Records for the exercise START

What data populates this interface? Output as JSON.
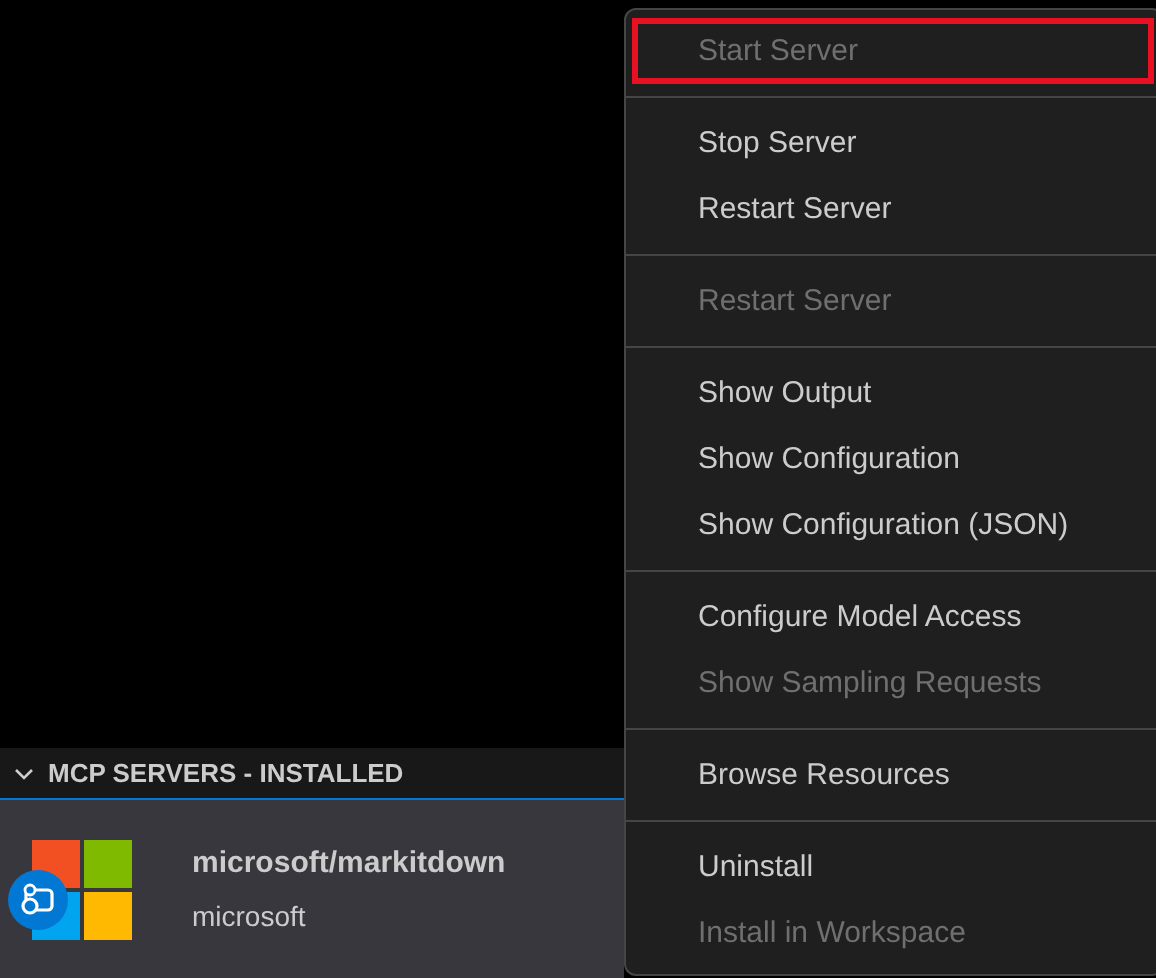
{
  "panel": {
    "title": "MCP SERVERS - INSTALLED",
    "expanded": true
  },
  "server": {
    "name": "microsoft/markitdown",
    "publisher": "microsoft",
    "selected": true
  },
  "context_menu": {
    "groups": [
      [
        {
          "label": "Start Server",
          "disabled": true,
          "highlighted": true
        }
      ],
      [
        {
          "label": "Stop Server",
          "disabled": false,
          "highlighted": false
        },
        {
          "label": "Restart Server",
          "disabled": false,
          "highlighted": false
        }
      ],
      [
        {
          "label": "Restart Server",
          "disabled": true,
          "highlighted": false
        }
      ],
      [
        {
          "label": "Show Output",
          "disabled": false,
          "highlighted": false
        },
        {
          "label": "Show Configuration",
          "disabled": false,
          "highlighted": false
        },
        {
          "label": "Show Configuration (JSON)",
          "disabled": false,
          "highlighted": false
        }
      ],
      [
        {
          "label": "Configure Model Access",
          "disabled": false,
          "highlighted": false
        },
        {
          "label": "Show Sampling Requests",
          "disabled": true,
          "highlighted": false
        }
      ],
      [
        {
          "label": "Browse Resources",
          "disabled": false,
          "highlighted": false
        }
      ],
      [
        {
          "label": "Uninstall",
          "disabled": false,
          "highlighted": false
        },
        {
          "label": "Install in Workspace",
          "disabled": true,
          "highlighted": false
        }
      ]
    ]
  }
}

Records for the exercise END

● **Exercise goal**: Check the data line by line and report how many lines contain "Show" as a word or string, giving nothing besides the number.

● **Solution to the problem**: 4